- Tight muscles: Tight muscles in your neck and upper back prohibit necessary blood circulation. Lack of blood “starves” your muscles of nutrients, making them weaken and tighten further. This condition can be caused by kyphosis, poor ergonomics in the workplace, scoliosis, and bad posture. Poor or incomplete stretching after training sessions also can be a factor. Once your muscles have loosened up from working out, you have to stretch them properly to cool them off or they will tighten up.
What increases my risk for cervicalgia?
Please discuss with your doctor for further information.
Diagnosis & treatment
The information provided is not a substitute for any medical advice. ALWAYS consult with your doctor for more information.
How is cervicalgia diagnosed?
Doctors may diagnose cervicalgia using:
- Medical history to rule out other problems
- A physical exam
How is cervicalgia treated?
Treatment for cervicalgia varies according to the symptoms and suspected cause. If you’ve been injured, apply ice to your neck and see a doctor immediately. Initial treatment could involve prescription-strength anti-inflammatories and painkillers. You also may be advised to wear a temporary cervical collar to support your head. Wearing the collar gives your neck muscles a chance to rest and heal.
If an injury didn’t cause your neck pain, it may be due to stress. In such a case, you can take measures at home to ease your pain. First, take an over-the-counter anti-inflammatory drug, such as ibuprofen, to reduce swelling. These medications also help your muscles to relax, which also reduces your pain. Applying a heating pad will help, too.
If you spend a lot of time at your desk at work or at home, you can take precautions to prevent cervicalgia. Make sure your chair supports your lower back. Your feet should rest flat on the floor, with your knees bent at a right angle. Adjust the armrests of your chair so that your elbows and forearms rest on the chair. Rest your forearms on the desktop if your keyboard is on top of the desk. If your desk is too high, you may need a footrest to sit comfortably and safely.

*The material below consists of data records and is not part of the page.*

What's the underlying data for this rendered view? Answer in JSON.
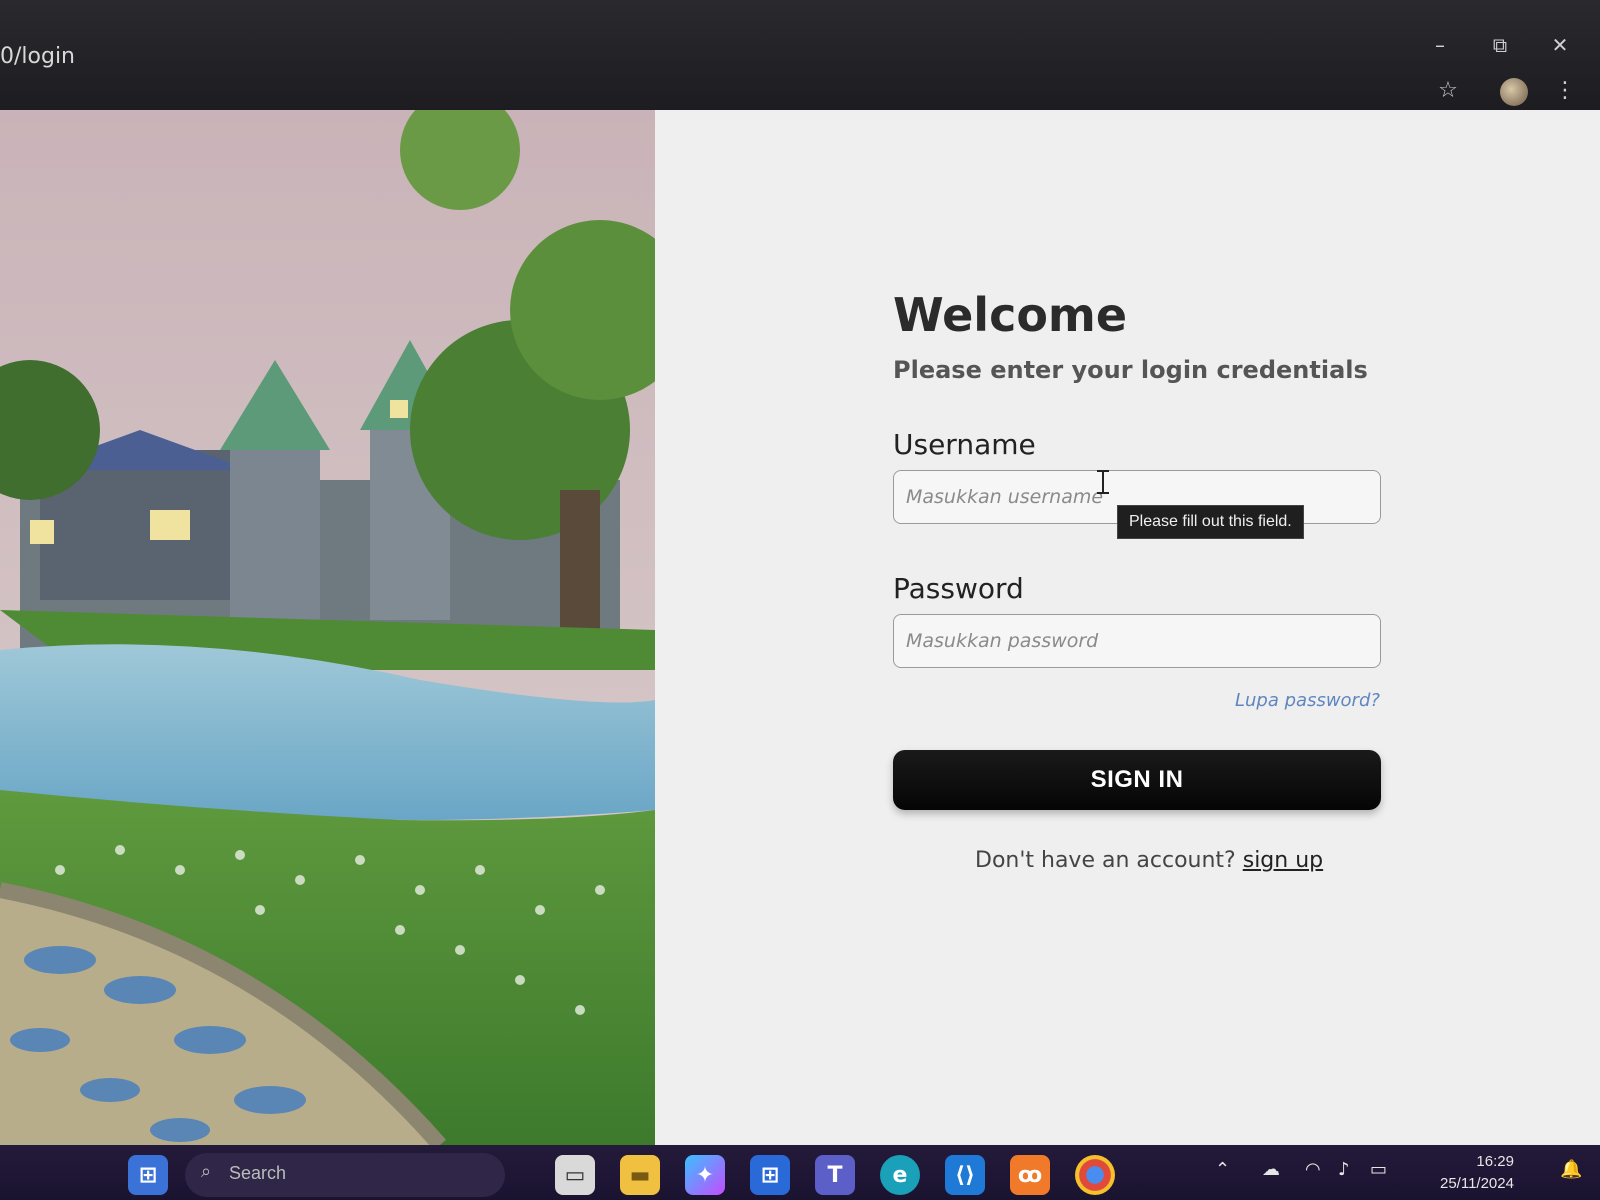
{
  "browser": {
    "url": "0/login",
    "star_icon": "star-icon",
    "menu_icon": "kebab-menu-icon"
  },
  "window_controls": {
    "minimize": "–",
    "restore": "⧉",
    "close": "✕"
  },
  "login": {
    "title": "Welcome",
    "subtitle": "Please enter your login credentials",
    "username_label": "Username",
    "username_placeholder": "Masukkan username",
    "username_value": "",
    "validation_tooltip": "Please fill out this field.",
    "password_label": "Password",
    "password_placeholder": "Masukkan password",
    "password_value": "",
    "forgot_link": "Lupa password?",
    "signin_button": "SIGN IN",
    "signup_prompt": "Don't have an account?",
    "signup_link": "sign up"
  },
  "taskbar": {
    "search_placeholder": "Search",
    "apps": [
      "windows-start-icon",
      "task-view-icon",
      "file-explorer-icon",
      "copilot-icon",
      "microsoft-store-icon",
      "teams-icon",
      "edge-icon",
      "vscode-icon",
      "xampp-icon",
      "chrome-icon"
    ],
    "time": "16:29",
    "date": "25/11/2024"
  },
  "colors": {
    "accent_link": "#5f86c0",
    "button_bg": "#0a0a0a",
    "taskbar_bg": "#1f1634"
  }
}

If you have kyphosis, massage and stretching help to relax the muscles in your upper chest and neck. Strengthening the muscles in your upper back can help re-balance your body. The pain caused by kyphosis often seems to get worse if you stand or sit in the same position for a long time, but the pain usually goes away once you start moving around.
Lifestyle changes & home remedies
What are some lifestyle changes or home remedies that can help me manage cervicalgia?
Please discuss with your doctor for further information.
If you have any questions, please consult with your doctor to better understand the best solution for you.
Hello Health Group does not provide medical advice, diagnosis or treatment.
CERVICALGIA SYMPTOMS AND TREATMENT. http://www.southeasternspine.com/spinal-procedures-treatments/spinal-anatomy-and-conditions/cervicalgia/. Accessed October 16, 2017.
Pain in the Neck (Cervicalgia). http://www.sportsinjuryclinic.net/sport-injuries/upper-back-neck/pain-in-the-neck-cervicalgia. Accessed October 16, 2017.
Cervicalgia Definition and Key Things You Should Know. https://www.verywell.com/cervicalgia-definition-296573. Accessed October 16, 2017.
Review Date: October 19, 2017 | Last Modified: October 19, 2017